About this exercise - Repeat the lines of the data exactly and exclude any picture among them.

Website and app data records -
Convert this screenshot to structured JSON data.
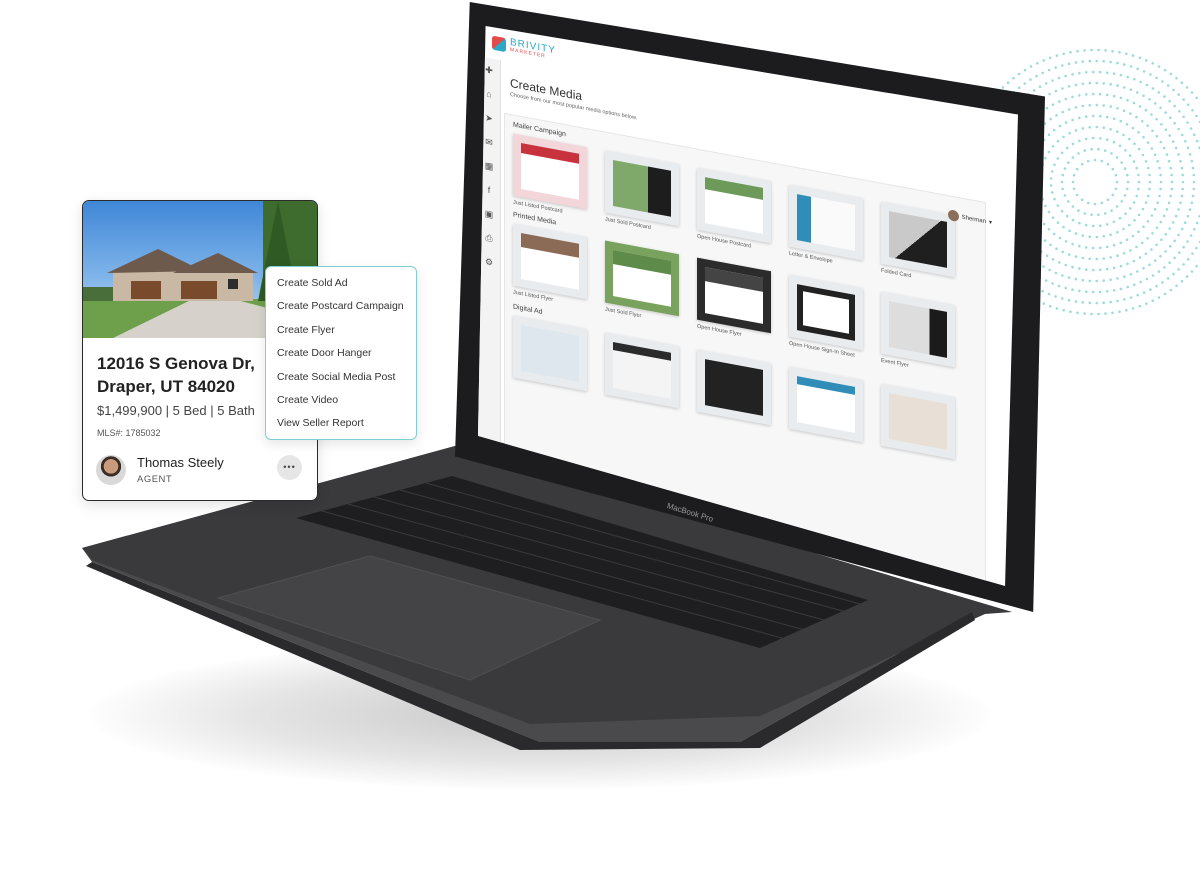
{
  "app": {
    "logo_text": "BRIVITY",
    "logo_sub": "MARKETER",
    "page_title": "Create Media",
    "page_subtitle": "Choose from our most popular media options below.",
    "user_name": "Sherman",
    "device_label": "MacBook Pro"
  },
  "sidebar": {
    "icons": [
      "plus-icon",
      "home-icon",
      "send-icon",
      "mail-icon",
      "grid-icon",
      "facebook-icon",
      "briefcase-icon",
      "print-icon",
      "gear-icon"
    ]
  },
  "sections": [
    {
      "title": "Mailer Campaign",
      "items": [
        "Just Listed Postcard",
        "Just Sold Postcard",
        "Open House Postcard",
        "Letter & Envelope",
        "Folded Card"
      ]
    },
    {
      "title": "Printed Media",
      "items": [
        "Just Listed Flyer",
        "Just Sold Flyer",
        "Open House Flyer",
        "Open House Sign-In Sheet",
        "Event Flyer"
      ]
    },
    {
      "title": "Digital Ad",
      "items": []
    }
  ],
  "property": {
    "address_line1": "12016 S Genova Dr,",
    "address_line2": "Draper, UT 84020",
    "facts": "$1,499,900 | 5 Bed | 5 Bath",
    "mls": "MLS#: 1785032",
    "agent_name": "Thomas Steely",
    "agent_role": "AGENT",
    "more_label": "•••"
  },
  "menu": {
    "items": [
      "Create Sold Ad",
      "Create Postcard Campaign",
      "Create Flyer",
      "Create Door Hanger",
      "Create Social Media Post",
      "Create Video",
      "View Seller Report"
    ]
  },
  "colors": {
    "accent": "#2aa7c9",
    "menu_border": "#7fd0d2",
    "laptop": "#3a3a3c",
    "bezel": "#1c1c1e"
  }
}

Answer box -
Convert this screenshot to structured JSON data.
{
  "app": {
    "logo_text": "BRIVITY",
    "logo_sub": "MARKETER",
    "page_title": "Create Media",
    "page_subtitle": "Choose from our most popular media options below.",
    "user_name": "Sherman",
    "device_label": "MacBook Pro"
  },
  "sidebar": {
    "icons": [
      "plus-icon",
      "home-icon",
      "send-icon",
      "mail-icon",
      "grid-icon",
      "facebook-icon",
      "briefcase-icon",
      "print-icon",
      "gear-icon"
    ]
  },
  "sections": [
    {
      "title": "Mailer Campaign",
      "items": [
        "Just Listed Postcard",
        "Just Sold Postcard",
        "Open House Postcard",
        "Letter & Envelope",
        "Folded Card"
      ]
    },
    {
      "title": "Printed Media",
      "items": [
        "Just Listed Flyer",
        "Just Sold Flyer",
        "Open House Flyer",
        "Open House Sign-In Sheet",
        "Event Flyer"
      ]
    },
    {
      "title": "Digital Ad",
      "items": []
    }
  ],
  "property": {
    "address_line1": "12016 S Genova Dr,",
    "address_line2": "Draper, UT 84020",
    "facts": "$1,499,900 | 5 Bed | 5 Bath",
    "mls": "MLS#: 1785032",
    "agent_name": "Thomas Steely",
    "agent_role": "AGENT",
    "more_label": "•••"
  },
  "menu": {
    "items": [
      "Create Sold Ad",
      "Create Postcard Campaign",
      "Create Flyer",
      "Create Door Hanger",
      "Create Social Media Post",
      "Create Video",
      "View Seller Report"
    ]
  },
  "colors": {
    "accent": "#2aa7c9",
    "menu_border": "#7fd0d2",
    "laptop": "#3a3a3c",
    "bezel": "#1c1c1e"
  }
}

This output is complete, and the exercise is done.